Benches at Sissinghurst

Sissinghurst Gardens in Kent is famous as the former home (and garden) of the poet Vita Sackville-West. It was beautifully sunny there on Saturday, perfect bench sitting weather. Here are some, more to follow..

This bench was made to the design of Edward Lutyens - I believe this one is original:

Although there are new copies being made currently. I found it fascinating how more attractive the benches get when they are allowed to weather:

This bench got me all excited. The seat is being grown from chamomile, and though it wasn't ready to sit on just yet, I imagine when you do, the scent will be quite beautiful:

And here's a beautiful stone bench, proving that simple can work well too:

and indeed you don't get much more simple (or welcoming) than this:

Wednesday, 23 April 2008

Spaghetti benches

Very beautiful benches here but I'm not sure how comfortable I'd feel sitting on one. I'd be worried one of those tendrils would tap me on the shoulder and gobble me up!

Monday, 14 April 2008

Sunday, 13 April 2008

The Big Red Bench

A bench as a fashion accessory...

I'm liking this carefully colour-coordinated bench placed outside the new Cath Kidston shop in Tunbridge Wells at the moment, but hope it doesn't look too garish once we're all used to it. It's certainly not a 'quiet' sit down, plus it has to come in every night, probably to avoid being sat on by the party goers from the nightclub opposite ....!

Thursday, 10 April 2008

Bench photographs

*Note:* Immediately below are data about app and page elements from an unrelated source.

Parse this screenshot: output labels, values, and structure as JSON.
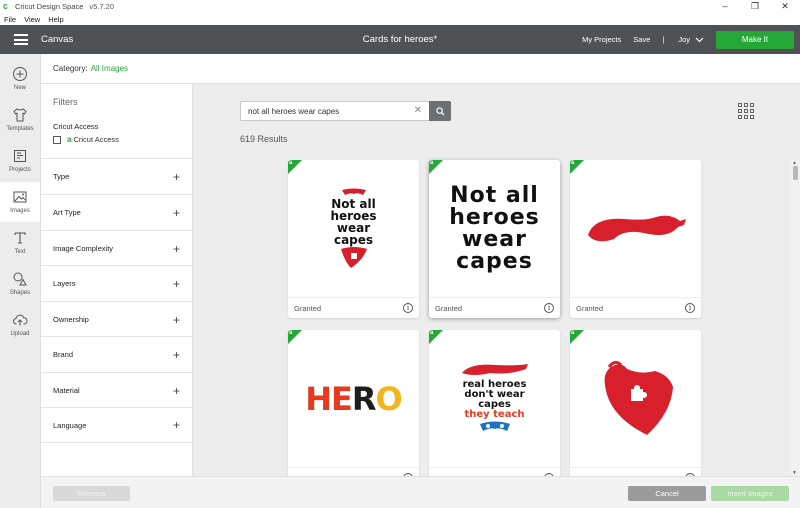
{
  "window": {
    "app_name": "Cricut Design Space",
    "version": "v5.7.20",
    "controls": [
      "–",
      "❐",
      "✕"
    ]
  },
  "menu": [
    "File",
    "View",
    "Help"
  ],
  "header": {
    "canvas_label": "Canvas",
    "project_title": "Cards for heroes*",
    "my_projects": "My Projects",
    "save": "Save",
    "separator": "|",
    "user": "Joy",
    "make_it": "Make It",
    "accent": "#25a838",
    "bar_color": "#4e5255"
  },
  "rail": [
    {
      "label": "New",
      "icon": "plus-circle-icon"
    },
    {
      "label": "Templates",
      "icon": "shirt-icon"
    },
    {
      "label": "Projects",
      "icon": "projects-icon"
    },
    {
      "label": "Images",
      "icon": "images-icon",
      "active": true
    },
    {
      "label": "Text",
      "icon": "text-icon"
    },
    {
      "label": "Shapes",
      "icon": "shapes-icon"
    },
    {
      "label": "Upload",
      "icon": "upload-cloud-icon"
    }
  ],
  "category": {
    "label": "Category:",
    "value": "All Images"
  },
  "filters": {
    "title": "Filters",
    "access_heading": "Cricut Access",
    "access_option": "Cricut Access",
    "rows": [
      "Type",
      "Art Type",
      "Image Complexity",
      "Layers",
      "Ownership",
      "Brand",
      "Material",
      "Language"
    ]
  },
  "search": {
    "value": "not all heroes wear capes",
    "placeholder": "Search images"
  },
  "results": "619 Results",
  "cards": [
    {
      "status": "Granted",
      "art": "not-all-heroes-small",
      "lines": [
        "Not all",
        "heroes",
        "wear",
        "capes"
      ]
    },
    {
      "status": "Granted",
      "art": "not-all-heroes-large",
      "lines": [
        "Not all",
        "heroes",
        "wear",
        "capes"
      ]
    },
    {
      "status": "Granted",
      "art": "red-cape-mask"
    },
    {
      "status": "",
      "art": "hero-word",
      "word": "HERO"
    },
    {
      "status": "",
      "art": "real-heroes-teach",
      "lines": [
        "real heroes",
        "don't wear",
        "capes",
        "they teach"
      ]
    },
    {
      "status": "",
      "art": "red-cape-puzzle"
    }
  ],
  "bottom": {
    "remove": "Remove",
    "cancel": "Cancel",
    "insert": "Insert Images"
  }
}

A nice social bench idea - a camera left tied to a park bench with the instruction to take a photograph and it would be retrieved at the end of the day. To see the results, click here.

Shadows and the Bench

On the Garden History Girl's blogspot, there's this beautiful photograph:

It's of a design for a bench to go in a park in Brussels, and is designed to be moved around according to where the sun is shining:

"Through the dematerialisation of the object, the idea is to achieve the effect of vibration of shadows. The material (steel sheet) and the process used (laser cutting) enhance the idea of a floating image. The surface offered and the height chosen are an invitation to take a break, sit down or lie down, and enjoy a picnic. Accordingly, Déjeuner sur l’Ombre is not a bench but a surface on which to rest a while."

Thanks to The Garden Monkey for the original link.